» EXERCISE AIM
Search the records for the string "true", then copy each line where it appears.

» RECORDS SUPPLIED
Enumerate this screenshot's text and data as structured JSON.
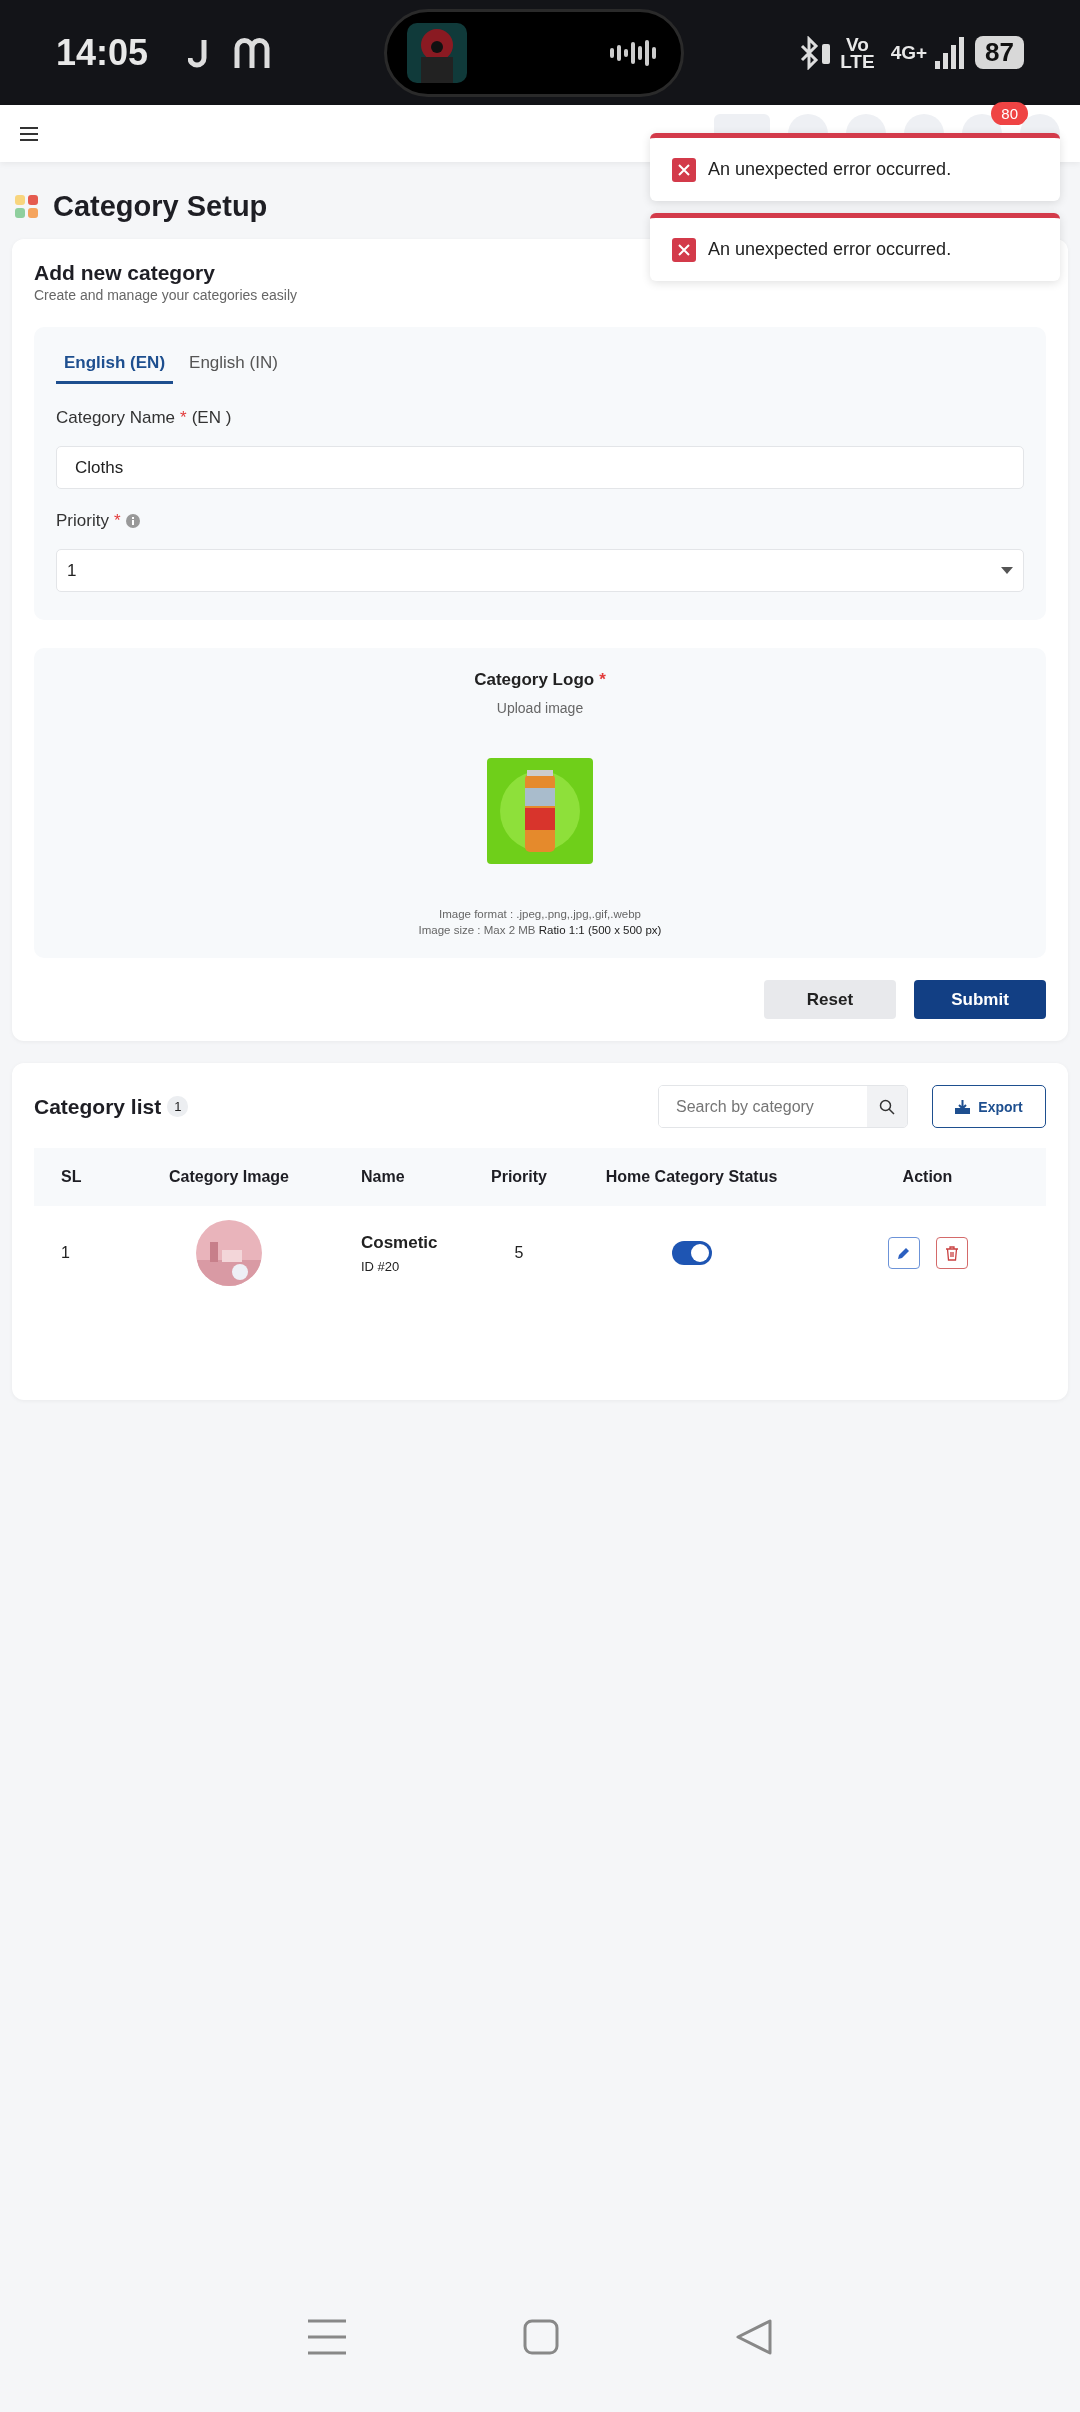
{
  "status_bar": {
    "time": "14:05",
    "network": "Vo\nLTE",
    "cellular": "4G+",
    "battery": "87"
  },
  "top_nav": {
    "notification_count": "80"
  },
  "toasts": [
    {
      "message": "An unexpected error occurred."
    },
    {
      "message": "An unexpected error occurred."
    }
  ],
  "page_title": "Category Setup",
  "form": {
    "title": "Add new category",
    "subtitle": "Create and manage your categories easily",
    "tabs": [
      {
        "label": "English (EN)",
        "selected": true
      },
      {
        "label": "English (IN)",
        "selected": false
      }
    ],
    "required_mark": "*",
    "name_label": "Category Name",
    "name_suffix": "(EN )",
    "name_value": "Cloths",
    "priority_label": "Priority",
    "priority_value": "1",
    "logo_title": "Category Logo",
    "logo_hint": "Upload image",
    "format_note": "Image format : .jpeg,.png,.jpg,.gif,.webp",
    "size_note": "Image size : Max 2 MB **Ratio 1:1 (500 x 500 px)**",
    "buttons": [
      {
        "label": "Reset",
        "kind": "secondary"
      },
      {
        "label": "Submit",
        "kind": "primary"
      }
    ]
  },
  "list": {
    "title": "Category list",
    "count": "1",
    "search_placeholder": "Search by category",
    "export_label": "Export",
    "columns": [
      "SL",
      "Category Image",
      "Name",
      "Priority",
      "Home Category Status",
      "Action"
    ],
    "rows": [
      {
        "sl": "1",
        "name": "Cosmetic",
        "id": "ID #20",
        "priority": "5",
        "home_status": true
      }
    ]
  }
}
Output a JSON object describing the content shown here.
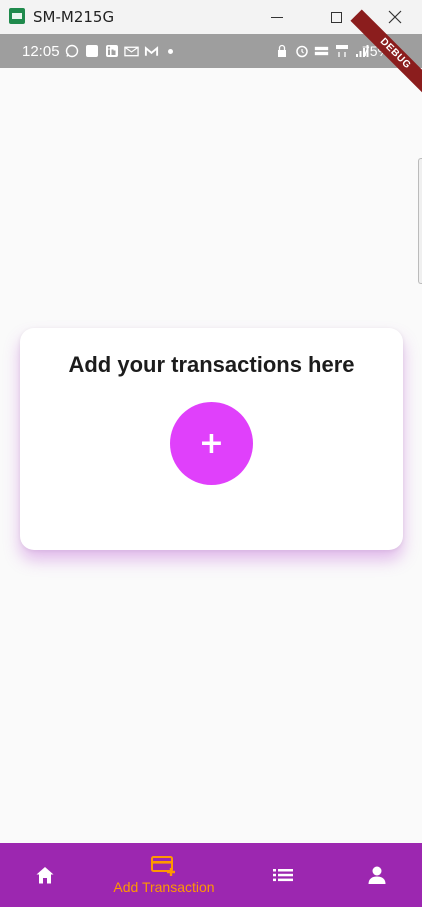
{
  "window": {
    "title": "SM-M215G",
    "minimize_icon": "minimize-icon",
    "maximize_icon": "maximize-icon",
    "close_icon": "close-icon"
  },
  "status_bar": {
    "time": "12:05",
    "battery": "75%",
    "debug_banner": "DEBUG"
  },
  "card": {
    "title": "Add your transactions here",
    "add_button_label": "+",
    "button_color": "#e040fb"
  },
  "bottom_nav": {
    "background": "#9c27b0",
    "active_color": "#ff9800",
    "items": [
      {
        "icon": "home-icon"
      },
      {
        "icon": "add-card-icon",
        "label": "Add Transaction",
        "active": true
      },
      {
        "icon": "list-icon"
      },
      {
        "icon": "person-icon"
      }
    ]
  }
}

» EXERCISE RESULT
        "selected": true
        "home_status": true
        "active": true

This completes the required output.